**Problem**: In the data below, which lines hold "verification"? Copy every one.

Information shown: Begin

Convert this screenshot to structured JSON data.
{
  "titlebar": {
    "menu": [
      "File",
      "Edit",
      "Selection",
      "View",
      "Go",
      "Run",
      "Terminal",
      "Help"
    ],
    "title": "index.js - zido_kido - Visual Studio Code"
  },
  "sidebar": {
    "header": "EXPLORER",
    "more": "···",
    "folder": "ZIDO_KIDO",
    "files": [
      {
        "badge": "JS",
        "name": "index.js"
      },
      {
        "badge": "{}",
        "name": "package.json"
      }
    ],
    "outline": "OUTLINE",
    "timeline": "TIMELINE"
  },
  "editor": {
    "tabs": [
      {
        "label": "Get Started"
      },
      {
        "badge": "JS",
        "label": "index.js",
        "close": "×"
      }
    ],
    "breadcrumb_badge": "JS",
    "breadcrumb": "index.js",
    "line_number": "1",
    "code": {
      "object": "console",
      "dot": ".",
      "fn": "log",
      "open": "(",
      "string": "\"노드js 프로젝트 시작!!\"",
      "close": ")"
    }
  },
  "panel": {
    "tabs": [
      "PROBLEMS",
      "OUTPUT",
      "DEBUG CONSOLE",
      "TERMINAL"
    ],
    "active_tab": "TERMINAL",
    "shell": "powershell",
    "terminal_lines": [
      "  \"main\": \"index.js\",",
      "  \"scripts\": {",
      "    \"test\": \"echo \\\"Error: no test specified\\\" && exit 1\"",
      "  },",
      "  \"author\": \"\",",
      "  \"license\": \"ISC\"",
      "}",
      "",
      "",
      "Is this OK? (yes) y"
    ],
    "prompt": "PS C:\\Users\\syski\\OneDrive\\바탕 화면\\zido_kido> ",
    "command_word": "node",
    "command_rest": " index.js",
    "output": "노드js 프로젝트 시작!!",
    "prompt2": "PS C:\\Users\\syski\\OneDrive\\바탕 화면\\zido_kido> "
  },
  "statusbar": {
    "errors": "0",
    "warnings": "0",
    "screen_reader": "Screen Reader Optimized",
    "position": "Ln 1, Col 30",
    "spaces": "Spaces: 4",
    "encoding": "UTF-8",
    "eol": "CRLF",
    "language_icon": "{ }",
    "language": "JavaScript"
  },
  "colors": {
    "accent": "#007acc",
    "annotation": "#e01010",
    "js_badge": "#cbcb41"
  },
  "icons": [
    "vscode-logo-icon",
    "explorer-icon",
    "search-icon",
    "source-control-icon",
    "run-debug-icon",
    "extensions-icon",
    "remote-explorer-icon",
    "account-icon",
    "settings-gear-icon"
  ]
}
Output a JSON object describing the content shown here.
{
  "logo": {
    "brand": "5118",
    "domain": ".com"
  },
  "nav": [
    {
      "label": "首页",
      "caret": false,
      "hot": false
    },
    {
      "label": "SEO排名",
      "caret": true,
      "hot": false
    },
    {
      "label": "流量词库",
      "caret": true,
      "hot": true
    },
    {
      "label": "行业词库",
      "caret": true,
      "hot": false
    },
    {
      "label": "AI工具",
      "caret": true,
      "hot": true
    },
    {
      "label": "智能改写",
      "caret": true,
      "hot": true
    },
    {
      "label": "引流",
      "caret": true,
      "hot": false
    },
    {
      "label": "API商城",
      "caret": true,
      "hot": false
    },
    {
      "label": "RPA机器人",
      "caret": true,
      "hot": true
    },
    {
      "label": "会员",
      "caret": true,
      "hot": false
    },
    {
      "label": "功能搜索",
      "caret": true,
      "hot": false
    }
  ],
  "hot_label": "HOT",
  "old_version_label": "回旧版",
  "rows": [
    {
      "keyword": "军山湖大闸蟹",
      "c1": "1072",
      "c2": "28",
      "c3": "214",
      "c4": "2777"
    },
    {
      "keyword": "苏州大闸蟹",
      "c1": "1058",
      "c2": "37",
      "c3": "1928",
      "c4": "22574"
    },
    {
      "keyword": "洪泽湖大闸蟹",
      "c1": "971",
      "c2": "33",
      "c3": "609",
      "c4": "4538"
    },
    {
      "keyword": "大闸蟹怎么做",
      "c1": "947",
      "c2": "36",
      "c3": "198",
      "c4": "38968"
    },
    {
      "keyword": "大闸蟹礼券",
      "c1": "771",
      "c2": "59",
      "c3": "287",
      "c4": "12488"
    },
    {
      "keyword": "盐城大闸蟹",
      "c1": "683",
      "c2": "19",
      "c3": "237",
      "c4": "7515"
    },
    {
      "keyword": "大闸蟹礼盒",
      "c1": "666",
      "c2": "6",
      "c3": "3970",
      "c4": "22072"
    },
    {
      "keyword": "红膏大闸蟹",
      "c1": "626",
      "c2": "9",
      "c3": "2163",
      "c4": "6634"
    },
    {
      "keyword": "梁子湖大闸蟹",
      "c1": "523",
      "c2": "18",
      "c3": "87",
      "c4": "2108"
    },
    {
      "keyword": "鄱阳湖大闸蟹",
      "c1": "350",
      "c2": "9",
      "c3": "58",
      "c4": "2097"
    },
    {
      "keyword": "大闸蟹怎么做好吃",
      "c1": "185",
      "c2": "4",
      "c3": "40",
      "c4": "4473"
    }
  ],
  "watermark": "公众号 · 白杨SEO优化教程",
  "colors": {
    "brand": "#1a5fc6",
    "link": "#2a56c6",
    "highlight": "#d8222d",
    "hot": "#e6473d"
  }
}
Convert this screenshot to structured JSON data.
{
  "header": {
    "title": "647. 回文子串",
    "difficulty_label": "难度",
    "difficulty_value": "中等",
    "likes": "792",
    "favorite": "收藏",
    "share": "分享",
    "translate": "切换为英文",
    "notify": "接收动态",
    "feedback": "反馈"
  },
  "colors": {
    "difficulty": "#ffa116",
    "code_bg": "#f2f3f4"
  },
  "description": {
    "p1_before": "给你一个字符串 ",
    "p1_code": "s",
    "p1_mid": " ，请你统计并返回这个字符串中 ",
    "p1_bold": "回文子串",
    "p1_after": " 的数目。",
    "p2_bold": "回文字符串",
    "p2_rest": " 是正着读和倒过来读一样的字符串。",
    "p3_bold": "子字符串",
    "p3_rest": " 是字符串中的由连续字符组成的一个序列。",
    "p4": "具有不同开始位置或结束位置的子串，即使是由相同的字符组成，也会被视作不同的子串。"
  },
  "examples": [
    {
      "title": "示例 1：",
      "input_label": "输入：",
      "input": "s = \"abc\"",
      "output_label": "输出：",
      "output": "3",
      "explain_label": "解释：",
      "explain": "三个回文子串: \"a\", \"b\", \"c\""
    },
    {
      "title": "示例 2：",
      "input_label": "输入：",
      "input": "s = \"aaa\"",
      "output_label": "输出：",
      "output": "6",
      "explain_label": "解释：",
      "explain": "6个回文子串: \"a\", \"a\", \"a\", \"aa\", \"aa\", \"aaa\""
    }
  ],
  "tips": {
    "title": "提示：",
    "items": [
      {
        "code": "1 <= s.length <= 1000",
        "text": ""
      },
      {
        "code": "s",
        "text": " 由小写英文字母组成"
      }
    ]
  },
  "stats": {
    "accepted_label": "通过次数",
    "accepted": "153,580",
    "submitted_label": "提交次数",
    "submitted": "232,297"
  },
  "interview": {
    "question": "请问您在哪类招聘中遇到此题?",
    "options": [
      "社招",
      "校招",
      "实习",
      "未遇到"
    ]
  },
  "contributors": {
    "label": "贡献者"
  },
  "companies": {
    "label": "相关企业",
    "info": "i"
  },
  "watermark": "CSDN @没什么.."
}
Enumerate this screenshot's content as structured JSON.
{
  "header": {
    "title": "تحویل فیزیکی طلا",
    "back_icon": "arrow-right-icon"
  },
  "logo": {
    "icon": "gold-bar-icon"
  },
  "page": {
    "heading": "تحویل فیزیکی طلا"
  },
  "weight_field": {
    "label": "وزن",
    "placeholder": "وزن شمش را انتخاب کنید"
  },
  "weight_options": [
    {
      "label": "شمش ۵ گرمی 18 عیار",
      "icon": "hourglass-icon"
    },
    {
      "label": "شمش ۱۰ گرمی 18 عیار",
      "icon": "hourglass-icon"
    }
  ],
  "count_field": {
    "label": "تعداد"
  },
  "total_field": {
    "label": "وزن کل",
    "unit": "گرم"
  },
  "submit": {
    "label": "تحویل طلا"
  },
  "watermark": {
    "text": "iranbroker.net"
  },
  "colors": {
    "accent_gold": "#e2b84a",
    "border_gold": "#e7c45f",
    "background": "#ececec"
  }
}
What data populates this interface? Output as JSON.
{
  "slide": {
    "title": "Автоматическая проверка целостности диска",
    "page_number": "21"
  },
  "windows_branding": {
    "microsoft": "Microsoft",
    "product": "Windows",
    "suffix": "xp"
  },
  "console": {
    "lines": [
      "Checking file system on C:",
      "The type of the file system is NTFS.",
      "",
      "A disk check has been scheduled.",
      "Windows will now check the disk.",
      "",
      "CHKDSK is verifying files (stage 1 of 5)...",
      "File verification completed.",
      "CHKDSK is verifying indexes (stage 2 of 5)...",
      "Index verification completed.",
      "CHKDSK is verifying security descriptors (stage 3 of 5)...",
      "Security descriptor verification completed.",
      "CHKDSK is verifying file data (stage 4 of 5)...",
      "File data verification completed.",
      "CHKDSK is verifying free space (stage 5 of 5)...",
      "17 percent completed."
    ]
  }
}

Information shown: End

**Solution**:
      "File verification completed.",
      "Index verification completed.",
      "Security descriptor verification completed.",
      "File data verification completed.",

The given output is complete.